**Work instructions**:
Find the string "JSON" in the entries and copy each line that has it.

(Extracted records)
□ □ □ □
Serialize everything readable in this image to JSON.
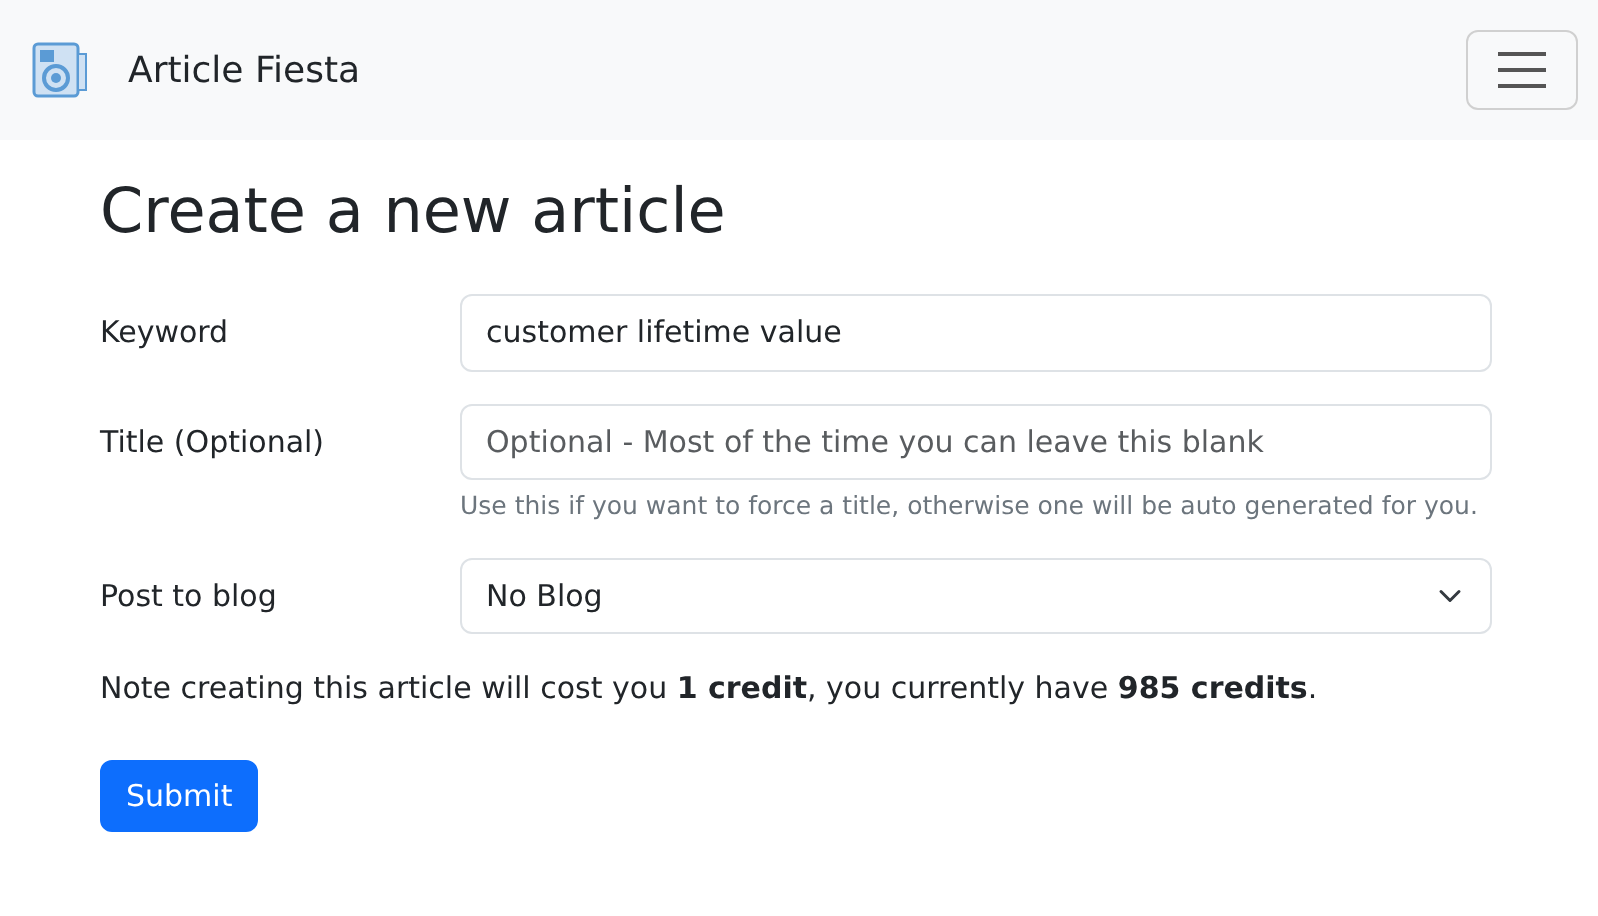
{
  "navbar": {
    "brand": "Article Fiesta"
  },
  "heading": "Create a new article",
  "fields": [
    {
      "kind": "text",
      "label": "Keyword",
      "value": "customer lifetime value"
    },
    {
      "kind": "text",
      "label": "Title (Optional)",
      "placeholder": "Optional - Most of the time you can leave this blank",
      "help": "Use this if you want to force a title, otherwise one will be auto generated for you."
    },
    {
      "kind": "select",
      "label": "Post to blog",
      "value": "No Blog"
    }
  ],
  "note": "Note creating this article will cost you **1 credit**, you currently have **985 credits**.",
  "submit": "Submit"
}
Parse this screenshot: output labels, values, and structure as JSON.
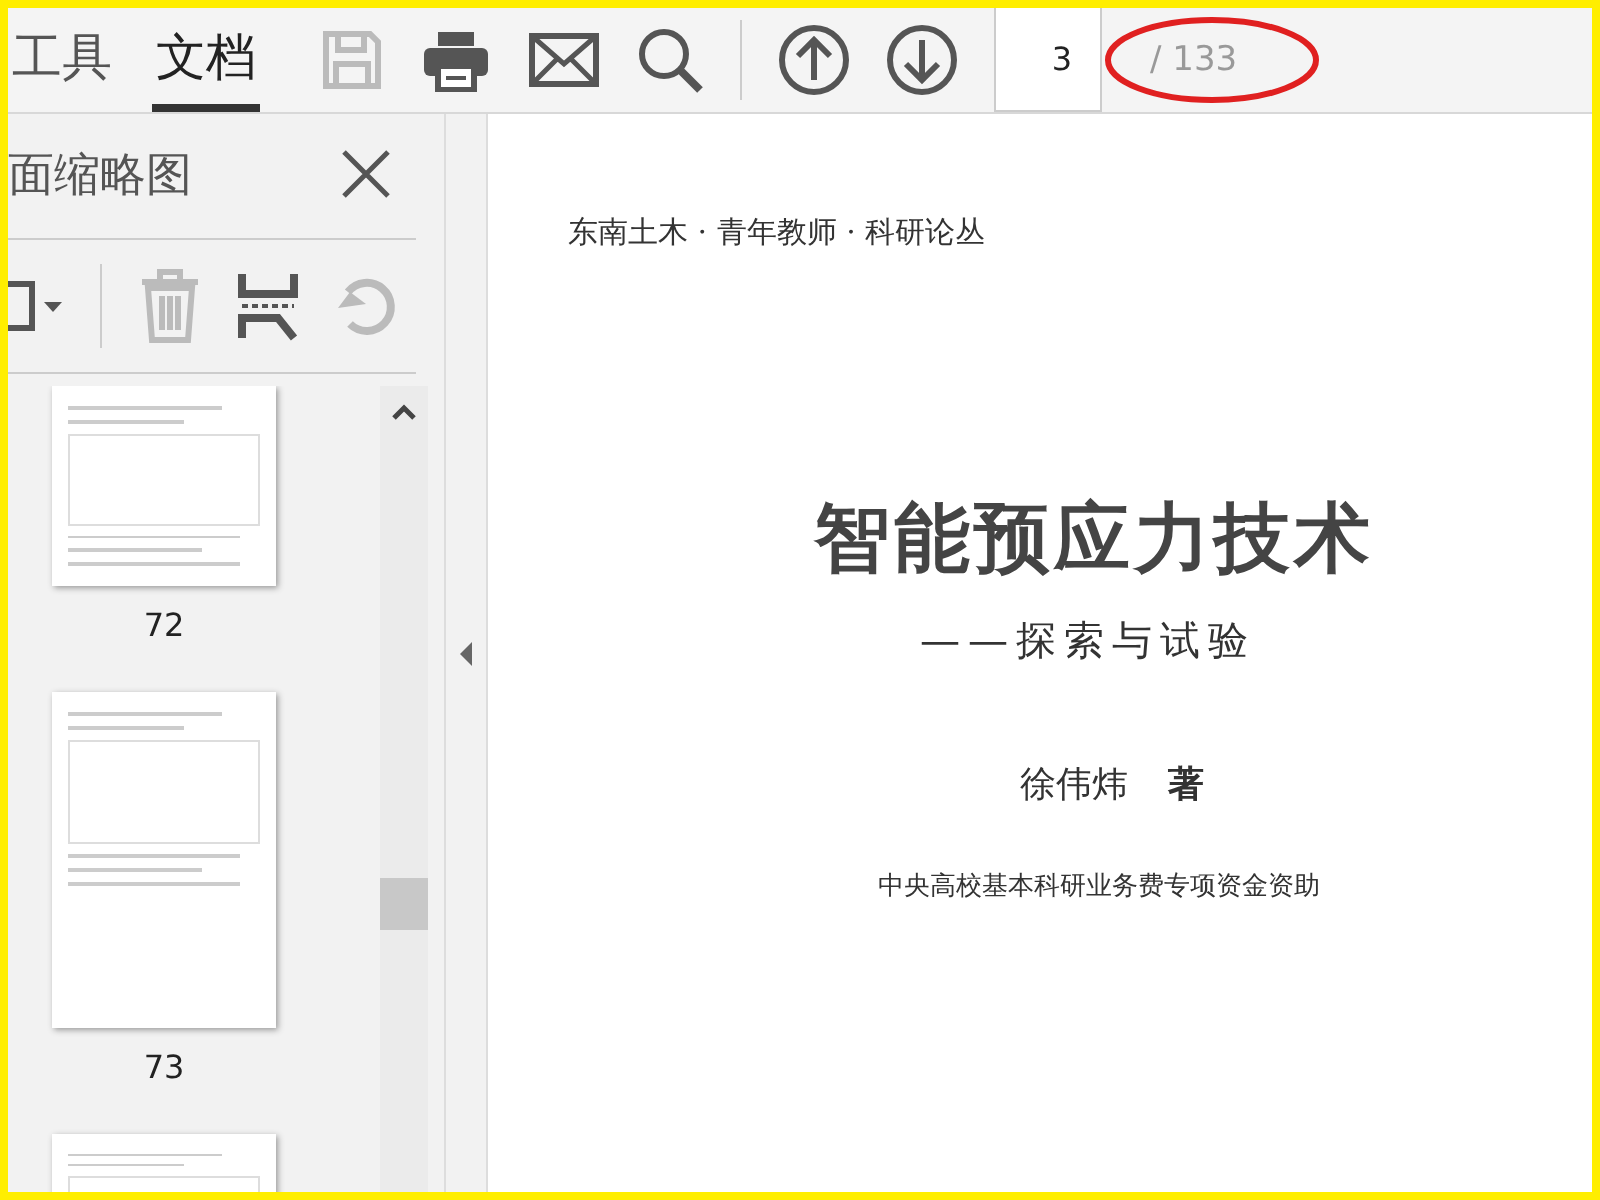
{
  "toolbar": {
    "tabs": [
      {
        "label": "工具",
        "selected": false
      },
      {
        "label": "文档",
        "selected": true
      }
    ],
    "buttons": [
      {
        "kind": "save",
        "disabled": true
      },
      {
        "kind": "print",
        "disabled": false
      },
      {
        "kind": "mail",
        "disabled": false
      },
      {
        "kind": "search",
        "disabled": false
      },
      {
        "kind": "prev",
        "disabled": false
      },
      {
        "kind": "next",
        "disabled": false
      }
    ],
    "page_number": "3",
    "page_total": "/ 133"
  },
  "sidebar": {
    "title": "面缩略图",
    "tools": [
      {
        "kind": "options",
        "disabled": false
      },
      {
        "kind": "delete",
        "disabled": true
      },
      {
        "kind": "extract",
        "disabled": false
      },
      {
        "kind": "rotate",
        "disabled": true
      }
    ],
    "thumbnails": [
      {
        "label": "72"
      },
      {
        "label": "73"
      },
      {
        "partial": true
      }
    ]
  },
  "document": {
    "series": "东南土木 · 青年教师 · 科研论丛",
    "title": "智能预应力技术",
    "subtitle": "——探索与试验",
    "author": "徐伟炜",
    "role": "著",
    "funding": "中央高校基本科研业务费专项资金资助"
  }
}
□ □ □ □
**Finished exercise**:
Serialize everything readable in this image to JSON.
Parse this screenshot: output labels, values, and structure as JSON.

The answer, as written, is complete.